Words, Julia Johnson, Messy Lines
The latest exhibition at Corke Gallery is by Mexican artist Ernesto Muniz. These works have all been created since Muniz arrived in the UK in July, and the results are a delight for the senses. The initial impact of each work is a little overwhelming initially, but with attention you can see the thought that has gone into selecting just the right image for just the right place to create an overall effect.
Much of the work is concerned with The Big Questions – love, religion, death. The abundant use of religious imagery is particularly striking, with many works mixing iconography from all the world religions. This is most explicit in OK, I’m Dead, Now What? – one of the more literal pieces in the exhibition, it presents the complete pantheon of afterlife possibilities. On the day I went to see the show Muniz was at the gallery, and happy to discuss his work. He talked about how he wants to show different cultures coming together, in an age where many people want to build walls to divide us.
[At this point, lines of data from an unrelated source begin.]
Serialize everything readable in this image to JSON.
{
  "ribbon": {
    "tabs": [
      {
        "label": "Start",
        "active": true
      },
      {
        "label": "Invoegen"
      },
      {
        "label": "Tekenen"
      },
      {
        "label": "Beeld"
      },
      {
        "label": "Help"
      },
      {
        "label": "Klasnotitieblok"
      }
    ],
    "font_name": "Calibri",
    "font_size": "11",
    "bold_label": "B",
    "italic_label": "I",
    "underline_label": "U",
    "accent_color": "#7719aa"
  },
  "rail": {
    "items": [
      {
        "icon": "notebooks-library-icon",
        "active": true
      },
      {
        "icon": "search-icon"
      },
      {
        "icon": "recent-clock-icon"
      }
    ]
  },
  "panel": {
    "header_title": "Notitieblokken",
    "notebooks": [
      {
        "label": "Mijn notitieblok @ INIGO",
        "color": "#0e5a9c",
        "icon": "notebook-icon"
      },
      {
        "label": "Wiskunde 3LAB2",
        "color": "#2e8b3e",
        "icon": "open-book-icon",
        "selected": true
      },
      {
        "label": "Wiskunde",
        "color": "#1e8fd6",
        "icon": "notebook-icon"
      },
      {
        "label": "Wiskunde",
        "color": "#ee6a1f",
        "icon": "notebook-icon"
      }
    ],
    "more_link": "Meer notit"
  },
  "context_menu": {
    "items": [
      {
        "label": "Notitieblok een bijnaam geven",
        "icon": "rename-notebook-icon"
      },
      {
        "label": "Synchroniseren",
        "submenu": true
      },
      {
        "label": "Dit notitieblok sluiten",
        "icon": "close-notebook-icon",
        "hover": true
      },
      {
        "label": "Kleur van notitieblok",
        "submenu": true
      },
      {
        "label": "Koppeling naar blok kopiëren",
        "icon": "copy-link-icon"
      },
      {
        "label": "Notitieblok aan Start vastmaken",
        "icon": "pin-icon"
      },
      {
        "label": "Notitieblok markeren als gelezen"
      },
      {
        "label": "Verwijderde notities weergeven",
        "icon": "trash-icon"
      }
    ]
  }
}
In this multiplicity of colour and image, the works in shades of subdued greys stand out. This palette is down to Muniz’s extensive use of city backgrounds in these pieces. This mix of colour and imagery initially brings to mind Romanticist ideas of the city as a life-draining, corrupting force. But those of us who live in Liverpool know from experience that this isn’t the case, and the artist would agree. At the centre of each picture, either big and silver, or intricate and anatomically drawn, is a heart. Other areas are illuminated with colour. These are cities which are vibrant, in a way literally living, places to be.
The older works, exhibited in a back room, seems more serious in nature, and some dark elements are carried through into the newer collages – here a man about to jump off a roof, there a young Jesus breaking into to a piggy bank. But the overall sense I took from the exhibition was one of optimism. The piece Entertaining Death is a good example of this – the title suggests the theme, as sober as they come. But Muniz’s inclusion of rainbows and tuba-playing angels suggest that there’s nothing to be taken too seriously here. Life – and death – can be a musical, colourful party, and if you spend some time with these artworks it’s one you’ll want to attend.